Wednesday, February 18, 2009
Pruning is an art form. It is vaguely akin to Bonsai, in some ways, but on a grand scale.
Absolutely everyone does it differently even if any two people have identical goals as their outcome. So don't feel like you have to attain some sort of perfection when you do this. That said, you can easily ruin a tree forever if you do it wrong. Comfortable? OK, let's dive right in.
Depending upon what kind of tree or bush you have, your plant will need different care in every way including pruning. Blueberry bushes can get by with no pruning or just taking out any dead wood. Alder trees need be pruned only to your taste as to what you want them to look like or the more practical aspect of whether you can get under them easily enough to harvest the raspberries you put there. Apple trees...well, there are different approaches. There is some new research out of Cornell University that shows an unpruned apple tree may produce a bigger crop than a pruned apple tree. Masanobu Fukuoka of Japan came up with this idea during the middle of the last century so it is nothing new. But the "quality" of the apple can be changed by judicious pruning. So many choices, so few trees to test them on.
Pruning of apples can be done to strengthen the tree structure, make it easier to get inside to pick, keep it short enough to pick without using a ladder, be able to walk/work under it easily, make it look like a weeping willow to fit your yard motif, etc. Everyone needs or wants something different from their trees.
Here is one of the multitude of sites about pruning (half way down the page link below "irrigation") that shows some of the techniques: http://ag.arizona.edu/pubs/garden/mg/fruit/irrigation.html
Making the pruning cut angled or flat. Used to be an angled cut was all the rage now it has been shown that a flat cut is better for the tree. It makes sense as less inner tree branch open to the air and microbes is best. If you are removing anything larger than what a one hand pruner can manage, you must first make a cut on the underside of the branch opposite where you anticipate the main cut to end. Without doing this, you can strip the bark for a long way and expose the tree to infection. Losing a tree this way is sooo wrong.

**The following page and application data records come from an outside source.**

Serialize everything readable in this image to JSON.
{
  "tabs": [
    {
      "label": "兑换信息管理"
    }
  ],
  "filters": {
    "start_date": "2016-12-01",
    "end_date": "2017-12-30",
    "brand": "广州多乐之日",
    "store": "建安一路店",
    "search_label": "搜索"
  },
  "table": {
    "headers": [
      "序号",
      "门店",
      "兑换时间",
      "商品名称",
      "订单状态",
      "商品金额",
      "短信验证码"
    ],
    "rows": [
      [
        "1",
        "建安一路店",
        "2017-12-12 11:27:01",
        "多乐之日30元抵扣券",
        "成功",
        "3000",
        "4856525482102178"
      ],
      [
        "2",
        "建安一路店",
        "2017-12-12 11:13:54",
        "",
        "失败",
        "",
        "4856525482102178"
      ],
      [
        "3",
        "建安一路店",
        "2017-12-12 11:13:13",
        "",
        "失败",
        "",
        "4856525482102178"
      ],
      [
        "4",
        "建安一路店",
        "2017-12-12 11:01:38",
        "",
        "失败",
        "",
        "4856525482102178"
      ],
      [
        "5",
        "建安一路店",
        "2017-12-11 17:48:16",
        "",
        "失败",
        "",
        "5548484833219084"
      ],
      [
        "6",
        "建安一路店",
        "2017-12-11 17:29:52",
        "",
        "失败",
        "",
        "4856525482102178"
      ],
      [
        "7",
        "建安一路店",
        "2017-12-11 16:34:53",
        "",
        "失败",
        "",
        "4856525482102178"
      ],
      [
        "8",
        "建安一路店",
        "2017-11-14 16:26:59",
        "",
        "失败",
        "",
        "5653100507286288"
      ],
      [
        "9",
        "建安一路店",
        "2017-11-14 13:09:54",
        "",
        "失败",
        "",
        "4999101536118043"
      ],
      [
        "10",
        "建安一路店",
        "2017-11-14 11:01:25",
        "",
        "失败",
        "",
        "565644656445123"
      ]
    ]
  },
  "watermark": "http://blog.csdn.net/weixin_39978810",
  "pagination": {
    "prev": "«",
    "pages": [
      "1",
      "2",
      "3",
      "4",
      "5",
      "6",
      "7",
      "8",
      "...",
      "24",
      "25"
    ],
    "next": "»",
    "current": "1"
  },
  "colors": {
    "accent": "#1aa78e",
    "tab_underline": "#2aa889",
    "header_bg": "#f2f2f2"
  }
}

There is weak branching and strong branching. The weak ones can split a tree down the middle, if left as one of the main "scaffold" branches when the tree is young. This is a critical item to become familiar with and easily avoided. Weak scaffold branches are sharply "V" shaped and must either be changed, if caught early, or strengthened, if caught late. Early catching means you just cut one of the branches off and work from there with the other as the main support branch. Late catching means you have to provide lateral supports via grafting which is far more difficult. Go with the first option although the second is fun to do and rarely seen today. The only place I have ever seen it, beside in my yard, and where I got the idea is in a hundred and thirty year old abandoned apple orchard in the hills above Corralitos, CA. They had made three main scaffold branches in a "vase" pruning style coming off the trunk and each of the branches was grafted to the other about a foot and a half above the confluence with the trunk to form a triangle horizontal to the ground connecting the branches. It was beautiful. All the trees had it.
The trick to successful pruning is to be able to visualize how the tree will look in five years due to your pruning. You need to know how the tree will grow as it matures so you must be able to look at pictures of the growth pattern of your variety of tree and how others have manipulated it. Get online or to the library and look it up or visit an orchard and study the pruning marks and growth pattern. All fruit tree varieties are slightly to completely different in growth patterns. The devil is in the details and you will live with the outcome of your understanding of the details for years to come so spend some time with this aspect of growing fruit. Everyone that passes will see what you have done and how well you understood what you did. Spend some time on planning your pruning. Sit with the tree and visualize where you want it to be in five years and where you may need to make the cuts to get it there. There's no rush. You can always do it next year or later in the summer. It is easiest to do when all the leaves are on the ground. Keep in mind, it is a bit difficult to watch the knowing look of a thoughtful pruner obviously trying not to say anything about your tree other than, "Oh my, um...what a...nice tree".
Hiring a pruner can be problematic unless that pruner comes highly recommended and even then I would want to see examples of their work. I have seen ruined trees that the customers thought were done quite well and would happily recommend the pruner to others.